All the food was fresh, delicious, and executed perfectly. I’ve also been informed that they have amazing burgers that are simple and straightforward without all the trappings that some restaurants use to try and elevate burgers into the realm of gourmet. 

District is a nice place to sit back and have a drink, eat some oysters, or try some excellent dishes. I’ll definitely be hitting it up the next time I’m in Portland.

Update: Be sure to check out my review of Districts amazing burgers! http://sliceofearthlydelight.blogspot.com/2011/07/district-burger.html 

District on Urbanspoon

Garlic Rose

Earlier this year my parents visited me in Jersey and we hit up Garlic Rose, a restaurant I'd been dying to try for far too long.
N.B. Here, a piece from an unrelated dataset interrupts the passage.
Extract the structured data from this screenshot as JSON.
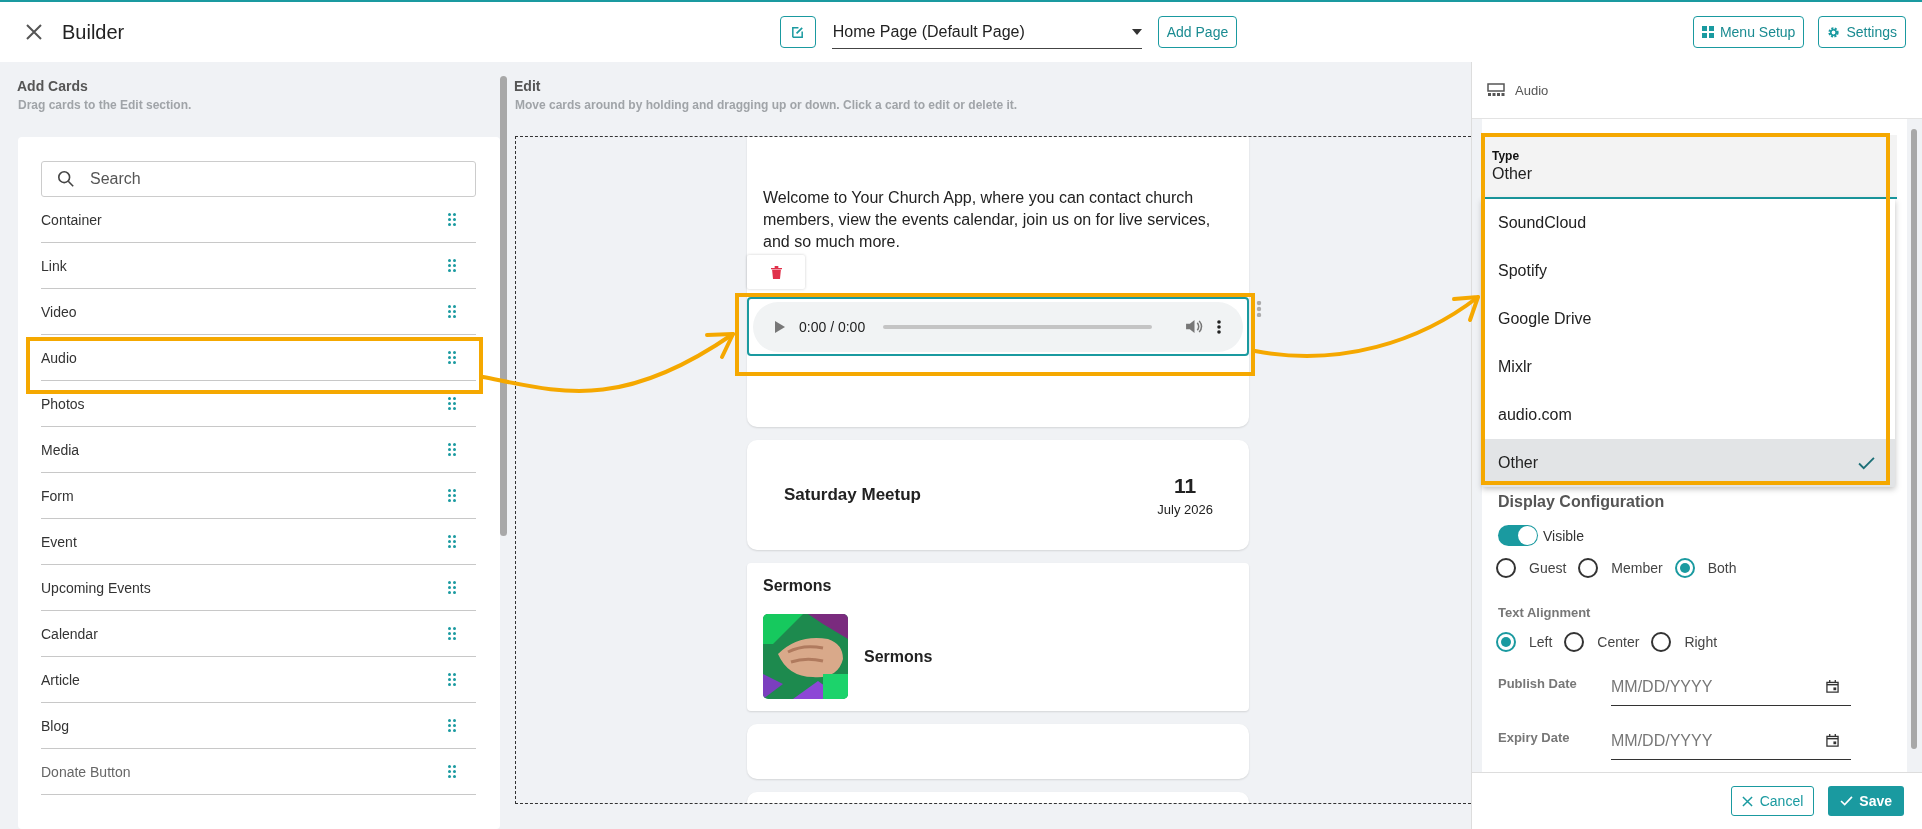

Located at 41 Main Street in Madison, New Jersey, Garlic Rose is BYOB, so we brought along a nice bottle of French malbec (my favorite type of wine). This cute bistro was packed to the brim on this Friday night and the scent of garlic filled the dining room, whetting our appetites for dinner.

First off, I just have to say that lots of restaurants bring out bread and oil or butter before your dinner begins, but at Garlic Rose this simple snack is taken to a new level. The bread was soft and warm and the dipping sauce was exceptional. It’s basically a super garlicky pesto sauce, and it tastes phenomenal when drizzled over the bread. I could have been happy just eating this standard fare.

But of course there were many more dishes to try! For one of our appetizers we ordered the Garlicious Escargots—snails served out of shell and sautéed with onions, shitake mushrooms, and basil in a red wine garlic veloute sauce. The snails were cooked perfectly and melted in the mouth with the delightful flavors of the accompanying sauce. 

We also tried the Artichoke Hearts Del Destino, which are egg-battered hearts sautéed with capers and red peppers in a roasted garlic lemon and veloute sauce. These were thankfully not battered too heavily and were perfect for sharing between us although I did prefer the escargot.

From the specials menu my mom ordered Shrimp Oreganato. This entrée consisted of shrimp topped with garlic orgenanato breadcrumbs that were broiled in a white wine, lemon, and butter sauce and was served with seasoned yellow rice. Also from the specials menu my dad ordered St. Peter’s Fish Fra Diablo, which consisted of Tilapia topped with a spicy garlic tomato sauce with hot cherry peppers, roasted red peppers, onions, fresh basil, and oregano. It was also served with seasoned yellow rice. This dish had a really nice level of intense heat and spiciness.

I opted for the Center Cut Frenched Rib Pork Chop. This 12 oz. center cut frenched rib pork chop was broiled to medium doneness in a garlic marinade, topped with a red wine demiglaze, and accompanied with caramelized Fuji apples and Gilroy potatoes. I thoroughly enjoyed this entrée. The pork chop was cooked just right, but the real gem of this dish was the caramelized apples. They added a slightly sweet delightful accompaniment to the pork that was all tied together with the red wine demiglaze. In fact, the sauces on all the dishes we tried were phenomenal—Garlic Rose must have a superb saucier.

Although we were full and satisfied after these appetizers and entrees we couldn’t resist trying the Garlic Ice Cream from the dessert menu. I’ve heard that such a thing exists but had yet to try it. This ice cream was exploding with garlic flavor. There was a very interesting play between the heat and intensity of the garlic juxtaposed with the cool sweetness of the ice cream that made this dessert particularly addictive. It was surprising that the most garlicky item we tasted was the dessert, but it was delicious and any garlic lover should definitely try it out at some point.

I’d been waiting quite a while to eat at Garlic Rose and it definitely lived up to my expectations. If you find yourself in the town of Madison then it’s well worth it to try out this garlicious bistro.  

Garlic Rose on Urbanspoon